• EXERCISE OBJECTIVE
Write out all of the data again, exactly as it reads.

##### AVAILABLE RECORDS #####

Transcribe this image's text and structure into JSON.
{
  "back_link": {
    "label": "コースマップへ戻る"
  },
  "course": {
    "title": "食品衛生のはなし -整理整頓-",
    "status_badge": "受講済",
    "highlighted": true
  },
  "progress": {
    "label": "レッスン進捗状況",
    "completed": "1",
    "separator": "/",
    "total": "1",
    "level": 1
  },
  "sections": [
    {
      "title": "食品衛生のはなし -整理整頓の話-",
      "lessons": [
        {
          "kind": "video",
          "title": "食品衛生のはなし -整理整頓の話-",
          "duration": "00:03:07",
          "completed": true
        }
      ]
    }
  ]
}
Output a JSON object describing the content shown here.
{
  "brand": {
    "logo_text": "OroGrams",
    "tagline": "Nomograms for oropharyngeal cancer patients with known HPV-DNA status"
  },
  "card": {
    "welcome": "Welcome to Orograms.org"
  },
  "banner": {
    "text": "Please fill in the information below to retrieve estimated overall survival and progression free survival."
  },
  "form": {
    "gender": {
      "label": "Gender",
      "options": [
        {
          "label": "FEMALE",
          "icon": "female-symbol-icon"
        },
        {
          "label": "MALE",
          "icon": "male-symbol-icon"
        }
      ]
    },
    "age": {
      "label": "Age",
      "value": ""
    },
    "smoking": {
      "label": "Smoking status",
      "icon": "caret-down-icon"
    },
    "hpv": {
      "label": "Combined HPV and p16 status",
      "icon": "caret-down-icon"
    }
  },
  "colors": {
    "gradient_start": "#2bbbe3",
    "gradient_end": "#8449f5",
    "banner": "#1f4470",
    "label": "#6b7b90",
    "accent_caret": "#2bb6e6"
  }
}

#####

• EXPECTED ANSWER
Transcribe this image's text and structure into JSON.
{
  "back_link": {
    "label": "コースマップへ戻る"
  },
  "course": {
    "title": "食品衛生のはなし -整理整頓-",
    "status_badge": "受講済",
    "highlighted": true
  },
  "progress": {
    "label": "レッスン進捗状況",
    "completed": "1",
    "separator": "/",
    "total": "1",
    "level": 1
  },
  "sections": [
    {
      "title": "食品衛生のはなし -整理整頓の話-",
      "lessons": [
        {
          "kind": "video",
          "title": "食品衛生のはなし -整理整頓の話-",
          "duration": "00:03:07",
          "completed": true
        }
      ]
    }
  ]
}
Output a JSON object describing the content shown here.
{
  "brand": {
    "logo_text": "OroGrams",
    "tagline": "Nomograms for oropharyngeal cancer patients with known HPV-DNA status"
  },
  "card": {
    "welcome": "Welcome to Orograms.org"
  },
  "banner": {
    "text": "Please fill in the information below to retrieve estimated overall survival and progression free survival."
  },
  "form": {
    "gender": {
      "label": "Gender",
      "options": [
        {
          "label": "FEMALE",
          "icon": "female-symbol-icon"
        },
        {
          "label": "MALE",
          "icon": "male-symbol-icon"
        }
      ]
    },
    "age": {
      "label": "Age",
      "value": ""
    },
    "smoking": {
      "label": "Smoking status",
      "icon": "caret-down-icon"
    },
    "hpv": {
      "label": "Combined HPV and p16 status",
      "icon": "caret-down-icon"
    }
  },
  "colors": {
    "gradient_start": "#2bbbe3",
    "gradient_end": "#8449f5",
    "banner": "#1f4470",
    "label": "#6b7b90",
    "accent_caret": "#2bb6e6"
  }
}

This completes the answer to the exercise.